This is an archived article that was published on in 2017, and information in the article may be outdated. It is provided only for personal research purposes and may not be reprinted.

I've seen a lot of terrible stuff in my life, things I'll never be able to un-see for the simple reason that they insist on periodically revisiting me while I'm asleep.

Decomposed bodies, suicides, murders, traffic carnage, rapes and industrial accidents, if I'm lucky. Crimes against children if I'm not, including some so terrible that at the time I seriously believed the only way to set things right was to become a murderer myself.

If you aren't an ER nurse, a paramedic, cop, fire/rescue, or a combat veteran, it might be hard to imagine this sort of stuff as regular fare. Count yourself lucky.

As much as these experiences changed me — and perhaps continue to do so — I'm fortunate in that they didn't happen TO me. I don't know that I would have the inner strength to cope effectively .

Still, I know that it's possible. I've seen other people do it, people whom I've learned are far stronger than I might be if the horrifying ever pays me a personal visit.

Ten years ago today, a lone gunman murdered five people and seriously wounded four others at Trolley Square.
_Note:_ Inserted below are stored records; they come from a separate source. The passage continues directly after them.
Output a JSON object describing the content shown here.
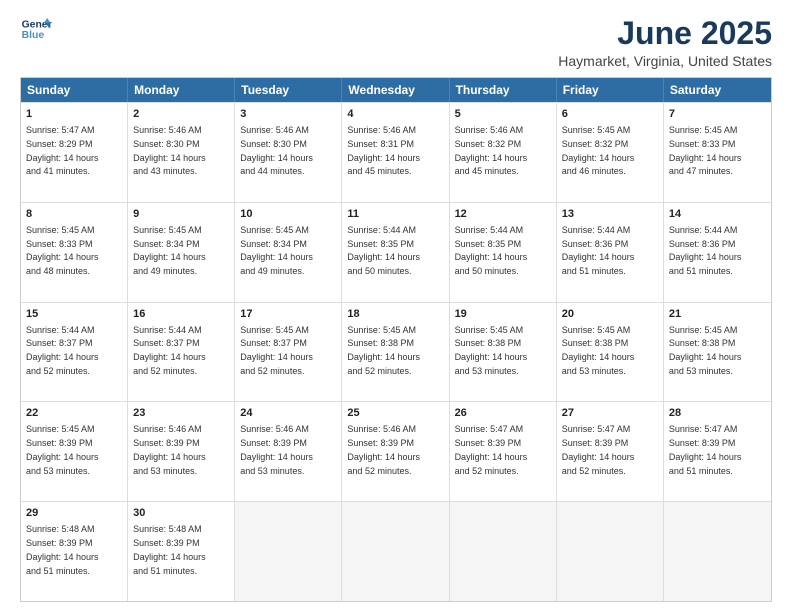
{
  "logo": {
    "line1": "General",
    "line2": "Blue"
  },
  "title": "June 2025",
  "subtitle": "Haymarket, Virginia, United States",
  "header_days": [
    "Sunday",
    "Monday",
    "Tuesday",
    "Wednesday",
    "Thursday",
    "Friday",
    "Saturday"
  ],
  "rows": [
    [
      {
        "day": "1",
        "text": "Sunrise: 5:47 AM\nSunset: 8:29 PM\nDaylight: 14 hours\nand 41 minutes."
      },
      {
        "day": "2",
        "text": "Sunrise: 5:46 AM\nSunset: 8:30 PM\nDaylight: 14 hours\nand 43 minutes."
      },
      {
        "day": "3",
        "text": "Sunrise: 5:46 AM\nSunset: 8:30 PM\nDaylight: 14 hours\nand 44 minutes."
      },
      {
        "day": "4",
        "text": "Sunrise: 5:46 AM\nSunset: 8:31 PM\nDaylight: 14 hours\nand 45 minutes."
      },
      {
        "day": "5",
        "text": "Sunrise: 5:46 AM\nSunset: 8:32 PM\nDaylight: 14 hours\nand 45 minutes."
      },
      {
        "day": "6",
        "text": "Sunrise: 5:45 AM\nSunset: 8:32 PM\nDaylight: 14 hours\nand 46 minutes."
      },
      {
        "day": "7",
        "text": "Sunrise: 5:45 AM\nSunset: 8:33 PM\nDaylight: 14 hours\nand 47 minutes."
      }
    ],
    [
      {
        "day": "8",
        "text": "Sunrise: 5:45 AM\nSunset: 8:33 PM\nDaylight: 14 hours\nand 48 minutes."
      },
      {
        "day": "9",
        "text": "Sunrise: 5:45 AM\nSunset: 8:34 PM\nDaylight: 14 hours\nand 49 minutes."
      },
      {
        "day": "10",
        "text": "Sunrise: 5:45 AM\nSunset: 8:34 PM\nDaylight: 14 hours\nand 49 minutes."
      },
      {
        "day": "11",
        "text": "Sunrise: 5:44 AM\nSunset: 8:35 PM\nDaylight: 14 hours\nand 50 minutes."
      },
      {
        "day": "12",
        "text": "Sunrise: 5:44 AM\nSunset: 8:35 PM\nDaylight: 14 hours\nand 50 minutes."
      },
      {
        "day": "13",
        "text": "Sunrise: 5:44 AM\nSunset: 8:36 PM\nDaylight: 14 hours\nand 51 minutes."
      },
      {
        "day": "14",
        "text": "Sunrise: 5:44 AM\nSunset: 8:36 PM\nDaylight: 14 hours\nand 51 minutes."
      }
    ],
    [
      {
        "day": "15",
        "text": "Sunrise: 5:44 AM\nSunset: 8:37 PM\nDaylight: 14 hours\nand 52 minutes."
      },
      {
        "day": "16",
        "text": "Sunrise: 5:44 AM\nSunset: 8:37 PM\nDaylight: 14 hours\nand 52 minutes."
      },
      {
        "day": "17",
        "text": "Sunrise: 5:45 AM\nSunset: 8:37 PM\nDaylight: 14 hours\nand 52 minutes."
      },
      {
        "day": "18",
        "text": "Sunrise: 5:45 AM\nSunset: 8:38 PM\nDaylight: 14 hours\nand 52 minutes."
      },
      {
        "day": "19",
        "text": "Sunrise: 5:45 AM\nSunset: 8:38 PM\nDaylight: 14 hours\nand 53 minutes."
      },
      {
        "day": "20",
        "text": "Sunrise: 5:45 AM\nSunset: 8:38 PM\nDaylight: 14 hours\nand 53 minutes."
      },
      {
        "day": "21",
        "text": "Sunrise: 5:45 AM\nSunset: 8:38 PM\nDaylight: 14 hours\nand 53 minutes."
      }
    ],
    [
      {
        "day": "22",
        "text": "Sunrise: 5:45 AM\nSunset: 8:39 PM\nDaylight: 14 hours\nand 53 minutes."
      },
      {
        "day": "23",
        "text": "Sunrise: 5:46 AM\nSunset: 8:39 PM\nDaylight: 14 hours\nand 53 minutes."
      },
      {
        "day": "24",
        "text": "Sunrise: 5:46 AM\nSunset: 8:39 PM\nDaylight: 14 hours\nand 53 minutes."
      },
      {
        "day": "25",
        "text": "Sunrise: 5:46 AM\nSunset: 8:39 PM\nDaylight: 14 hours\nand 52 minutes."
      },
      {
        "day": "26",
        "text": "Sunrise: 5:47 AM\nSunset: 8:39 PM\nDaylight: 14 hours\nand 52 minutes."
      },
      {
        "day": "27",
        "text": "Sunrise: 5:47 AM\nSunset: 8:39 PM\nDaylight: 14 hours\nand 52 minutes."
      },
      {
        "day": "28",
        "text": "Sunrise: 5:47 AM\nSunset: 8:39 PM\nDaylight: 14 hours\nand 51 minutes."
      }
    ],
    [
      {
        "day": "29",
        "text": "Sunrise: 5:48 AM\nSunset: 8:39 PM\nDaylight: 14 hours\nand 51 minutes."
      },
      {
        "day": "30",
        "text": "Sunrise: 5:48 AM\nSunset: 8:39 PM\nDaylight: 14 hours\nand 51 minutes."
      },
      {
        "day": "",
        "text": ""
      },
      {
        "day": "",
        "text": ""
      },
      {
        "day": "",
        "text": ""
      },
      {
        "day": "",
        "text": ""
      },
      {
        "day": "",
        "text": ""
      }
    ]
  ]
}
On that appalling evening, AJ Walker's father, Alan, was killed. AJ was shot in the head and critically wounded. Stacy Hanson was shot three times with a 12-gauge shotgun. He survived because — well, I don't know why.

If I had to, I'd guess it was because of the police officers who intervened and killed the suspect, allowing highly trained medical personnel to reach and stabilize him enough to deliver him into the hands of surgeons at the hospital.

A few days later, Stacy's wife ignored requests from the real media and chose a fool of a columnist to tell his story. Honestly, I didn't want to. The last thing I needed was more terrible images in my head.

I did it because Colleen said I made her husband laugh and she desperately needed to see Stacy at least smile again.

In a similar fashion, I met teenage A.J. and his recently widowed mother, Vickie. A.J. still had pellets in his head, and Vickie still mourned for Alan.

I expected bitterness. I didn't get it.

The Walkers' behavior confused me at first. Instead of wallowing in their loss the way I might have, they kept turning the conversation to the more positive elements of their shattered new life.

A.J. was still determined to be a normal teenager and eventually serve an LDS mission. Vickie already had plans to organize programs to help the victims of violence.

I stay in touch with the Hansons and the Walkers. I need to. The courage they brought to bear against the worst moment in their lives is an inspiration to anyone who knows them.

That's not to say that every day isn't a fight. Some things that happen to us are so terrible they never stop happening. Our nightmares are proof of that.

There's no explanation that makes sense of what happened in Trolley Square that night. It's the days, months and years since then that matter now, the willingness to fight what happened and to move forward.

In that sense, Stacy and A.J. have helped me more than they know. When my own nightmares occasionally tear me from sleep, it's thoughts of their courage today that bring back enough hope for my own life that I can eventually go back to sleep.

Robert Kirby can be reached at or